  • Compulsive performances were witnessed at specific locations.
  • Mice participate in operant response in the absence of reward.

The checking-model meets partially all the criteria for an effective animal model, and because the features above are similar to those seen in human OCD, the quinpirol model shows potential for further investigation into possible treatments and therapy in the human context.

Serotonin-1B receptor (5-HT1B) agonist administration

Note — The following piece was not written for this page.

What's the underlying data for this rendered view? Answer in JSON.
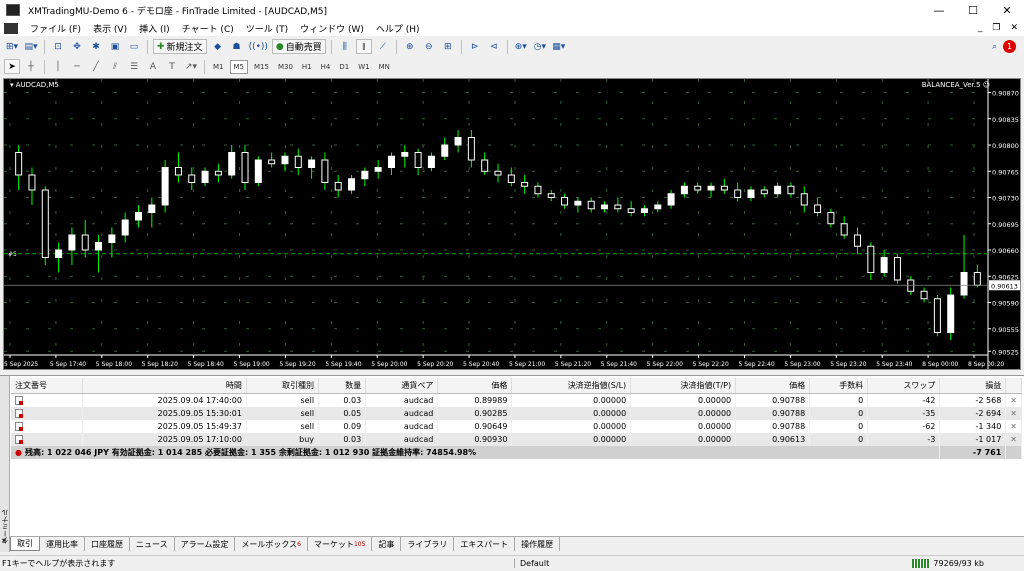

Experimental Balb/cJ mice, when treated with serotonin receptor agonist displays OCD like behaviors. During further investigation, researchers localized serotonin receptors within the OFC, a major neurological region that is altered in human OCD. Studies have established that the serotonin model is a strong model because of its ability to replicate serotonin receptor pathways that can help advance therapeutic methods in treatment.

Because of OCD’s behavioral nature, researchers are able to test and measure the magnitude of symptoms using behavioral assessments. Two main behavioral tests that were used to study symptoms throughout the various models above are the elevated plus maze and elevated zero maze.

These mazes are important for assessment because they enable researchers to find potential therapeutic treatments. SAP90/PSD95 mice, when genetically induced, portray OCD-like behaviors that are analogs in human OCD. One of these symptoms, anxiety, is a major contributor to the compulsion feature of the disorder. When testing the experimental mice for anxiety using the elevated plus maze, the results concluded that anxiety had developed in the genetically induced mice[1].

The significance of this finding, and others like it, offer potential new ways of treating the compulsion part of OCD in humans. When the experimental mice were treated with fluoxetine, the behavioral alterations were reversed, which is a sign that the same might be reproducible in human OCD.

The potentiality of animal models is clearly valid, given the above research. The ability to replicate repetitive behaviors in mice is a milestone closer to establishing a therapeutic method in the clinical setting.

Despite the importance of the models above, each and every one of the models is limited, either by not meeting the animal model criteria fully or by missing some sort of crucial aspect of human OCD. Despite that, with further investigation and research, pre-clinical studies can ensure progression into the ways OCD is treated.

Reference

  1. Ahmari, S. E. (2016). Using mice to model Obsessive Compulsive Disorder: From genes to circuits. Neuroscience,321, 121-137. doi:10.1016/j.neuroscience.2015.11.009
  2. Pittenger, C., Kelmendi, B., Bloch, M., Krystal, J. H., & Coric, V. (2005). Clinical Treatment of Obsessive Compulsive Disorder. Psychiatry (Edgmont)2(11), 34–43.
  3. Alonso, P., López-Solà, C., Real, E., Segalàs, C., & Menchón, J. M. (2015). Animal models of obsessive–compulsive disorder: utility and limitations. Neuropsychiatric Disease and Treatment11, 1939–1955. http://doi.org/10.2147/NDT.S62785
  4. Wang, L., Simpson, H. B., & Dulawa, S. C. (2009). Assessing the validity of current mouse genetic models of obsessive–compulsive disorder. Behavioural Pharmacology20(2), 119–133. http://doi.org/10.1097/FBP.0b013e32832a80ad

About Seyed Ahmad

Seyed Ahmad Pour Hakimi graduated from the American University of Beirut with a B.A in Psychology, and is currently pursuing his medical education in Europe. Parallel to his studies, he is conducting research for his book on cardiomyopathies and heart failure, investigating the most efficient and effective therapeutic approach in treating cardiovascular disease. Seyed Ahmad enjoys mixing writing and science to promote scientific literacy and is an active science writer on various topics including neuroscience, medicine, and nutrition.